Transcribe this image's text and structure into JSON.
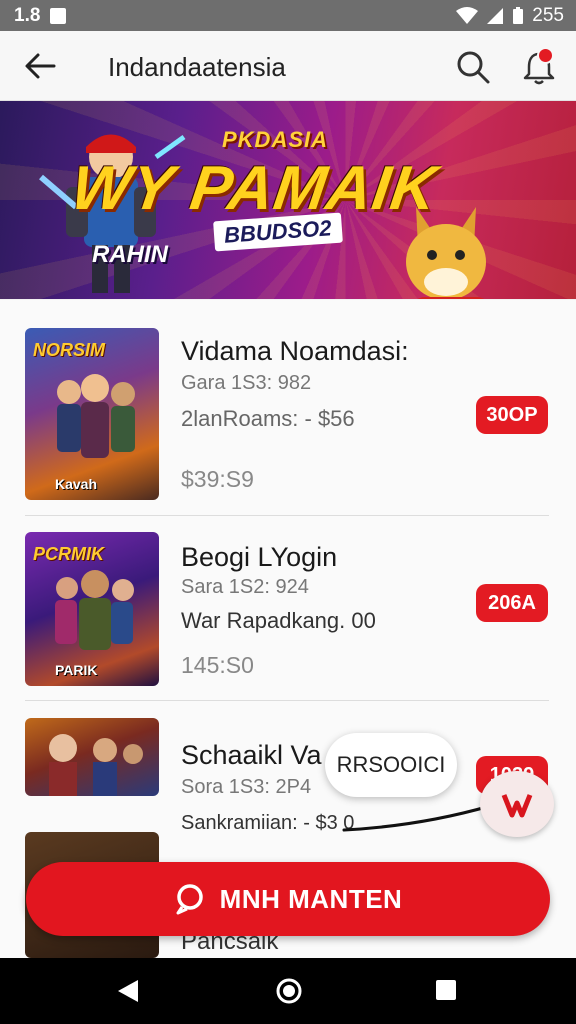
{
  "status": {
    "time_left": "1.8",
    "right_text": "255"
  },
  "app_bar": {
    "title": "Indandaatensia"
  },
  "banner": {
    "subtitle": "PKDASIA",
    "headline": "WY PAMAIK",
    "tag": "BBUDSO2",
    "corner_label": "RAHIN"
  },
  "items": [
    {
      "name": "Vidama Noamdasi:",
      "meta": "Gara 1S3: 982",
      "desc": "2lanRoams: - $56",
      "price": "$39:S9",
      "badge": "30OP",
      "thumb_title": "NORSIM",
      "thumb_foot": "Kavah"
    },
    {
      "name": "Beogi LYogin",
      "meta": "Sara 1S2: 924",
      "desc": "War Rapadkang. 00",
      "price": "145:S0",
      "badge": "206A",
      "thumb_title": "PCRMIK",
      "thumb_foot": "PARIK"
    },
    {
      "name": "Schaaikl Va",
      "meta": "Sora 1S3: 2P4",
      "desc": "Sankramiian: - $3 0",
      "price": "",
      "badge": "1039",
      "thumb_title": "",
      "thumb_foot": ""
    }
  ],
  "tooltip": {
    "text": "RRSOOICI"
  },
  "cta": {
    "label": "MNH MANTEN"
  },
  "peek": {
    "name": "Pancsaik"
  },
  "colors": {
    "accent": "#e2161f",
    "status_bar": "#6e6e6e"
  }
}
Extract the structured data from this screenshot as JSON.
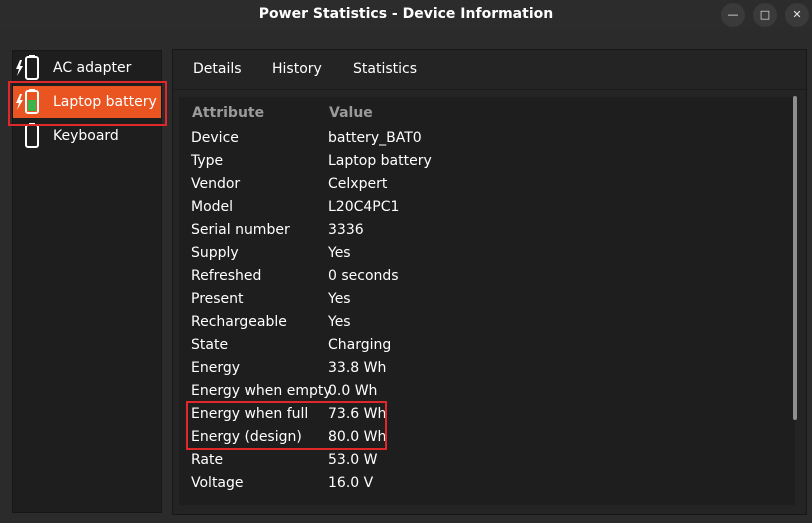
{
  "window": {
    "title": "Power Statistics - Device Information",
    "min_icon": "minimize-icon",
    "max_icon": "maximize-icon",
    "close_icon": "close-icon"
  },
  "sidebar": {
    "items": [
      {
        "label": "AC adapter",
        "icon": "ac-adapter-icon"
      },
      {
        "label": "Laptop battery",
        "icon": "battery-charging-icon",
        "selected": true
      },
      {
        "label": "Keyboard",
        "icon": "keyboard-battery-icon"
      }
    ]
  },
  "tabs": [
    {
      "label": "Details",
      "active": true
    },
    {
      "label": "History"
    },
    {
      "label": "Statistics"
    }
  ],
  "table": {
    "headers": {
      "attribute": "Attribute",
      "value": "Value"
    },
    "rows": [
      {
        "attribute": "Device",
        "value": "battery_BAT0"
      },
      {
        "attribute": "Type",
        "value": "Laptop battery"
      },
      {
        "attribute": "Vendor",
        "value": "Celxpert"
      },
      {
        "attribute": "Model",
        "value": "L20C4PC1"
      },
      {
        "attribute": "Serial number",
        "value": "3336"
      },
      {
        "attribute": "Supply",
        "value": "Yes"
      },
      {
        "attribute": "Refreshed",
        "value": "0 seconds"
      },
      {
        "attribute": "Present",
        "value": "Yes"
      },
      {
        "attribute": "Rechargeable",
        "value": "Yes"
      },
      {
        "attribute": "State",
        "value": "Charging"
      },
      {
        "attribute": "Energy",
        "value": "33.8 Wh"
      },
      {
        "attribute": "Energy when empty",
        "value": "0.0 Wh"
      },
      {
        "attribute": "Energy when full",
        "value": "73.6 Wh"
      },
      {
        "attribute": "Energy (design)",
        "value": "80.0 Wh"
      },
      {
        "attribute": "Rate",
        "value": "53.0 W"
      },
      {
        "attribute": "Voltage",
        "value": "16.0 V"
      }
    ]
  },
  "colors": {
    "accent": "#e95420",
    "highlight_box": "#e0272a",
    "battery_fill": "#3cb44b"
  }
}
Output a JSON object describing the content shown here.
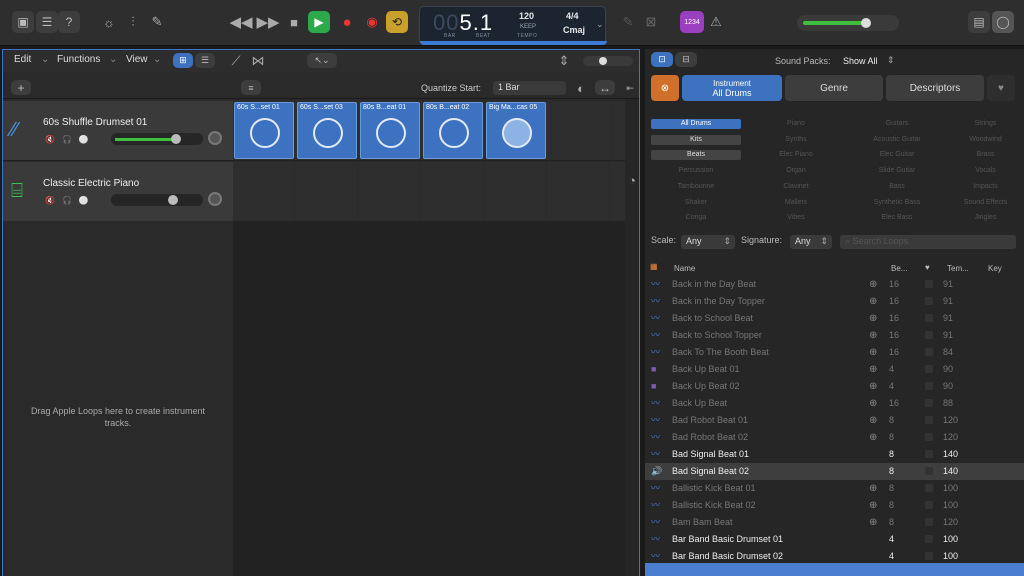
{
  "toolbar": {
    "lcd": {
      "bar_dim": "00",
      "position": "5.1",
      "bar_label": "BAR",
      "beat_label": "BEAT",
      "tempo": "120",
      "keep": "KEEP",
      "tempo_label": "TEMPO",
      "signature": "4/4",
      "key": "Cmaj"
    },
    "badge": "1234"
  },
  "tracks_area": {
    "menus": [
      "Edit",
      "Functions",
      "View"
    ],
    "quantize_label": "Quantize Start:",
    "quantize_value": "1 Bar",
    "tracks": [
      {
        "name": "60s Shuffle Drumset 01",
        "volume": 0.72
      },
      {
        "name": "Classic Electric Piano",
        "volume": 0.68
      }
    ],
    "regions": [
      "60s S...set 01",
      "60s S...set 03",
      "80s B...eat 01",
      "80s B...eat 02",
      "Big Ma...cas 05"
    ],
    "drop_text": "Drag Apple Loops here to create instrument tracks."
  },
  "browser": {
    "sound_packs_label": "Sound Packs:",
    "sound_packs_value": "Show All",
    "tabs": {
      "instrument_line1": "Instrument",
      "instrument_line2": "All Drums",
      "genre": "Genre",
      "descriptors": "Descriptors"
    },
    "categories": [
      [
        "All Drums",
        "Piano",
        "Guitars",
        "Strings"
      ],
      [
        "Kits",
        "Synths",
        "Acoustic Guitar",
        "Woodwind"
      ],
      [
        "Beats",
        "Elec Piano",
        "Elec Guitar",
        "Brass"
      ],
      [
        "Percussion",
        "Organ",
        "Slide Guitar",
        "Vocals"
      ],
      [
        "Tambourine",
        "Clavinet",
        "Bass",
        "Impacts"
      ],
      [
        "Shaker",
        "Mallets",
        "Synthetic Bass",
        "Sound Effects"
      ],
      [
        "Conga",
        "Vibes",
        "Elec Bass",
        "Jingles"
      ]
    ],
    "scale_label": "Scale:",
    "scale_value": "Any",
    "signature_label": "Signature:",
    "signature_value": "Any",
    "search_placeholder": "Search Loops",
    "columns": {
      "name": "Name",
      "beats": "Be...",
      "tempo": "Tem...",
      "key": "Key"
    },
    "rows": [
      {
        "name": "Back in the Day Beat",
        "beats": "16",
        "tempo": "91",
        "state": "dim"
      },
      {
        "name": "Back in the Day Topper",
        "beats": "16",
        "tempo": "91",
        "state": "dim"
      },
      {
        "name": "Back to School Beat",
        "beats": "16",
        "tempo": "91",
        "state": "dim"
      },
      {
        "name": "Back to School Topper",
        "beats": "16",
        "tempo": "91",
        "state": "dim"
      },
      {
        "name": "Back To The Booth Beat",
        "beats": "16",
        "tempo": "84",
        "state": "dim"
      },
      {
        "name": "Back Up Beat 01",
        "beats": "4",
        "tempo": "90",
        "state": "dim"
      },
      {
        "name": "Back Up Beat 02",
        "beats": "4",
        "tempo": "90",
        "state": "dim"
      },
      {
        "name": "Back Up Beat",
        "beats": "16",
        "tempo": "88",
        "state": "dim"
      },
      {
        "name": "Bad Robot Beat 01",
        "beats": "8",
        "tempo": "120",
        "state": "dim"
      },
      {
        "name": "Bad Robot Beat 02",
        "beats": "8",
        "tempo": "120",
        "state": "dim"
      },
      {
        "name": "Bad Signal Beat 01",
        "beats": "8",
        "tempo": "140",
        "state": "bright"
      },
      {
        "name": "Bad Signal Beat 02",
        "beats": "8",
        "tempo": "140",
        "state": "playing"
      },
      {
        "name": "Ballistic Kick Beat 01",
        "beats": "8",
        "tempo": "100",
        "state": "dim"
      },
      {
        "name": "Ballistic Kick Beat 02",
        "beats": "8",
        "tempo": "100",
        "state": "dim"
      },
      {
        "name": "Bam Bam Beat",
        "beats": "8",
        "tempo": "120",
        "state": "dim"
      },
      {
        "name": "Bar Band Basic Drumset 01",
        "beats": "4",
        "tempo": "100",
        "state": "bright"
      },
      {
        "name": "Bar Band Basic Drumset 02",
        "beats": "4",
        "tempo": "100",
        "state": "bright"
      }
    ]
  }
}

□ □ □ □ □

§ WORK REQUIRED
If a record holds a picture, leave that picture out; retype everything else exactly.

§ SOLUTION TO THIS EXERCISE
Transcribe this image's text and structure into JSON.
{
  "status": {
    "time_left": "1.8",
    "right_text": "255"
  },
  "app_bar": {
    "title": "Indandaatensia"
  },
  "banner": {
    "subtitle": "PKDASIA",
    "headline": "WY PAMAIK",
    "tag": "BBUDSO2",
    "corner_label": "RAHIN"
  },
  "items": [
    {
      "name": "Vidama Noamdasi:",
      "meta": "Gara 1S3: 982",
      "desc": "2lanRoams: - $56",
      "price": "$39:S9",
      "badge": "30OP",
      "thumb_title": "NORSIM",
      "thumb_foot": "Kavah"
    },
    {
      "name": "Beogi LYogin",
      "meta": "Sara 1S2: 924",
      "desc": "War Rapadkang. 00",
      "price": "145:S0",
      "badge": "206A",
      "thumb_title": "PCRMIK",
      "thumb_foot": "PARIK"
    },
    {
      "name": "Schaaikl Va",
      "meta": "Sora 1S3: 2P4",
      "desc": "Sankramiian: - $3 0",
      "price": "",
      "badge": "1039",
      "thumb_title": "",
      "thumb_foot": ""
    }
  ],
  "tooltip": {
    "text": "RRSOOICI"
  },
  "cta": {
    "label": "MNH MANTEN"
  },
  "peek": {
    "name": "Pancsaik"
  },
  "colors": {
    "accent": "#e2161f",
    "status_bar": "#6e6e6e"
  }
}
Extract the structured data from this screenshot as JSON.
{
  "window": {
    "title": "Power Statistics - Device Information",
    "min_icon": "minimize-icon",
    "max_icon": "maximize-icon",
    "close_icon": "close-icon"
  },
  "sidebar": {
    "items": [
      {
        "label": "AC adapter",
        "icon": "ac-adapter-icon"
      },
      {
        "label": "Laptop battery",
        "icon": "battery-charging-icon",
        "selected": true
      },
      {
        "label": "Keyboard",
        "icon": "keyboard-battery-icon"
      }
    ]
  },
  "tabs": [
    {
      "label": "Details",
      "active": true
    },
    {
      "label": "History"
    },
    {
      "label": "Statistics"
    }
  ],
  "table": {
    "headers": {
      "attribute": "Attribute",
      "value": "Value"
    },
    "rows": [
      {
        "attribute": "Device",
        "value": "battery_BAT0"
      },
      {
        "attribute": "Type",
        "value": "Laptop battery"
      },
      {
        "attribute": "Vendor",
        "value": "Celxpert"
      },
      {
        "attribute": "Model",
        "value": "L20C4PC1"
      },
      {
        "attribute": "Serial number",
        "value": "3336"
      },
      {
        "attribute": "Supply",
        "value": "Yes"
      },
      {
        "attribute": "Refreshed",
        "value": "0 seconds"
      },
      {
        "attribute": "Present",
        "value": "Yes"
      },
      {
        "attribute": "Rechargeable",
        "value": "Yes"
      },
      {
        "attribute": "State",
        "value": "Charging"
      },
      {
        "attribute": "Energy",
        "value": "33.8 Wh"
      },
      {
        "attribute": "Energy when empty",
        "value": "0.0 Wh"
      },
      {
        "attribute": "Energy when full",
        "value": "73.6 Wh"
      },
      {
        "attribute": "Energy (design)",
        "value": "80.0 Wh"
      },
      {
        "attribute": "Rate",
        "value": "53.0 W"
      },
      {
        "attribute": "Voltage",
        "value": "16.0 V"
      }
    ]
  },
  "colors": {
    "accent": "#e95420",
    "highlight_box": "#e0272a",
    "battery_fill": "#3cb44b"
  }
}
Output a JSON object describing the content shown here.
{
  "toolbar": {
    "lcd": {
      "bar_dim": "00",
      "position": "5.1",
      "bar_label": "BAR",
      "beat_label": "BEAT",
      "tempo": "120",
      "keep": "KEEP",
      "tempo_label": "TEMPO",
      "signature": "4/4",
      "key": "Cmaj"
    },
    "badge": "1234"
  },
  "tracks_area": {
    "menus": [
      "Edit",
      "Functions",
      "View"
    ],
    "quantize_label": "Quantize Start:",
    "quantize_value": "1 Bar",
    "tracks": [
      {
        "name": "60s Shuffle Drumset 01",
        "volume": 0.72
      },
      {
        "name": "Classic Electric Piano",
        "volume": 0.68
      }
    ],
    "regions": [
      "60s S...set 01",
      "60s S...set 03",
      "80s B...eat 01",
      "80s B...eat 02",
      "Big Ma...cas 05"
    ],
    "drop_text": "Drag Apple Loops here to create instrument tracks."
  },
  "browser": {
    "sound_packs_label": "Sound Packs:",
    "sound_packs_value": "Show All",
    "tabs": {
      "instrument_line1": "Instrument",
      "instrument_line2": "All Drums",
      "genre": "Genre",
      "descriptors": "Descriptors"
    },
    "categories": [
      [
        "All Drums",
        "Piano",
        "Guitars",
        "Strings"
      ],
      [
        "Kits",
        "Synths",
        "Acoustic Guitar",
        "Woodwind"
      ],
      [
        "Beats",
        "Elec Piano",
        "Elec Guitar",
        "Brass"
      ],
      [
        "Percussion",
        "Organ",
        "Slide Guitar",
        "Vocals"
      ],
      [
        "Tambourine",
        "Clavinet",
        "Bass",
        "Impacts"
      ],
      [
        "Shaker",
        "Mallets",
        "Synthetic Bass",
        "Sound Effects"
      ],
      [
        "Conga",
        "Vibes",
        "Elec Bass",
        "Jingles"
      ]
    ],
    "scale_label": "Scale:",
    "scale_value": "Any",
    "signature_label": "Signature:",
    "signature_value": "Any",
    "search_placeholder": "Search Loops",
    "columns": {
      "name": "Name",
      "beats": "Be...",
      "tempo": "Tem...",
      "key": "Key"
    },
    "rows": [
      {
        "name": "Back in the Day Beat",
        "beats": "16",
        "tempo": "91",
        "state": "dim"
      },
      {
        "name": "Back in the Day Topper",
        "beats": "16",
        "tempo": "91",
        "state": "dim"
      },
      {
        "name": "Back to School Beat",
        "beats": "16",
        "tempo": "91",
        "state": "dim"
      },
      {
        "name": "Back to School Topper",
        "beats": "16",
        "tempo": "91",
        "state": "dim"
      },
      {
        "name": "Back To The Booth Beat",
        "beats": "16",
        "tempo": "84",
        "state": "dim"
      },
      {
        "name": "Back Up Beat 01",
        "beats": "4",
        "tempo": "90",
        "state": "dim"
      },
      {
        "name": "Back Up Beat 02",
        "beats": "4",
        "tempo": "90",
        "state": "dim"
      },
      {
        "name": "Back Up Beat",
        "beats": "16",
        "tempo": "88",
        "state": "dim"
      },
      {
        "name": "Bad Robot Beat 01",
        "beats": "8",
        "tempo": "120",
        "state": "dim"
      },
      {
        "name": "Bad Robot Beat 02",
        "beats": "8",
        "tempo": "120",
        "state": "dim"
      },
      {
        "name": "Bad Signal Beat 01",
        "beats": "8",
        "tempo": "140",
        "state": "bright"
      },
      {
        "name": "Bad Signal Beat 02",
        "beats": "8",
        "tempo": "140",
        "state": "playing"
      },
      {
        "name": "Ballistic Kick Beat 01",
        "beats": "8",
        "tempo": "100",
        "state": "dim"
      },
      {
        "name": "Ballistic Kick Beat 02",
        "beats": "8",
        "tempo": "100",
        "state": "dim"
      },
      {
        "name": "Bam Bam Beat",
        "beats": "8",
        "tempo": "120",
        "state": "dim"
      },
      {
        "name": "Bar Band Basic Drumset 01",
        "beats": "4",
        "tempo": "100",
        "state": "bright"
      },
      {
        "name": "Bar Band Basic Drumset 02",
        "beats": "4",
        "tempo": "100",
        "state": "bright"
      }
    ]
  }
}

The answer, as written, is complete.